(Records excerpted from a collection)

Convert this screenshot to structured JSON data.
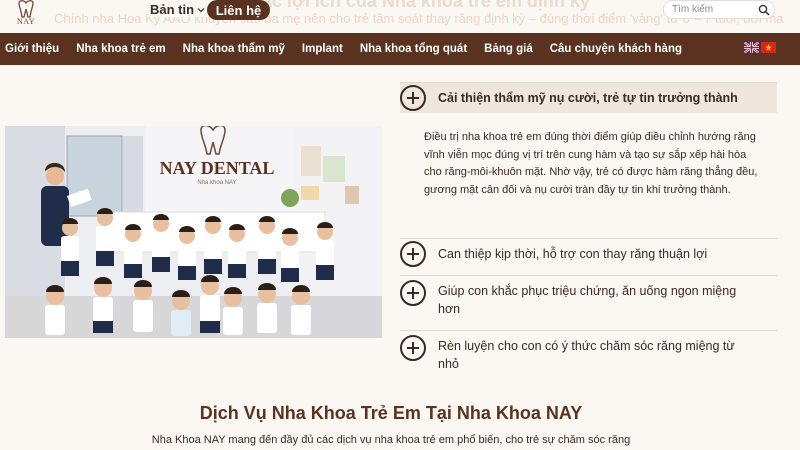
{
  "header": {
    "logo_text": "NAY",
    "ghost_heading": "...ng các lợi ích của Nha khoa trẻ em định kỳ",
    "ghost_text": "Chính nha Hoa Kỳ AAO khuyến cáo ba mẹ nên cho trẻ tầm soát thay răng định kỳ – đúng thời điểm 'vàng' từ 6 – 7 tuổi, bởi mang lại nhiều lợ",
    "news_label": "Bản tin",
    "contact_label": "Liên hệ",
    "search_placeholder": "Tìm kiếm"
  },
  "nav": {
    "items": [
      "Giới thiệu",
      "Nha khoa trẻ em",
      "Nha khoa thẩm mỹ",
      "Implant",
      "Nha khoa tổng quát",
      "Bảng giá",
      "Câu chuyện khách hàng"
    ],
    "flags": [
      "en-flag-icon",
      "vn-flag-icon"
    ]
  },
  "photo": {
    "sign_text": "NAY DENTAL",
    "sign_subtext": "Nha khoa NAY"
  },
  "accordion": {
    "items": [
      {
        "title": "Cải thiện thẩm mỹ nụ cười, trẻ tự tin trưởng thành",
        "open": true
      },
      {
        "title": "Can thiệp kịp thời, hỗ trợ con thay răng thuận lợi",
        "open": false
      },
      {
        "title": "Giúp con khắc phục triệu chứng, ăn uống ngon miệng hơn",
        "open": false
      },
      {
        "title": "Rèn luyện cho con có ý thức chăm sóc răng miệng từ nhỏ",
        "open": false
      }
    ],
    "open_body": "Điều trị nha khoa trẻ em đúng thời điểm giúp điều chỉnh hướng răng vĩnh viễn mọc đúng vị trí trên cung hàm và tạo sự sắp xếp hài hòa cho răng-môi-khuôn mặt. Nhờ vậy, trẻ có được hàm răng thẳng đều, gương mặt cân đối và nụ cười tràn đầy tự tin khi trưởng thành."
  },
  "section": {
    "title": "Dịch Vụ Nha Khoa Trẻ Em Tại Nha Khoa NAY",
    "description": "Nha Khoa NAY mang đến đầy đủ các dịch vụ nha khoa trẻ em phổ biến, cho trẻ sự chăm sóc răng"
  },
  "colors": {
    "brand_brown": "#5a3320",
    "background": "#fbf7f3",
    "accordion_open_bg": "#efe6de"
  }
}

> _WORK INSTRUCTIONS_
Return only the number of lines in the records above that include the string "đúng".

> _THE ANSWER_
2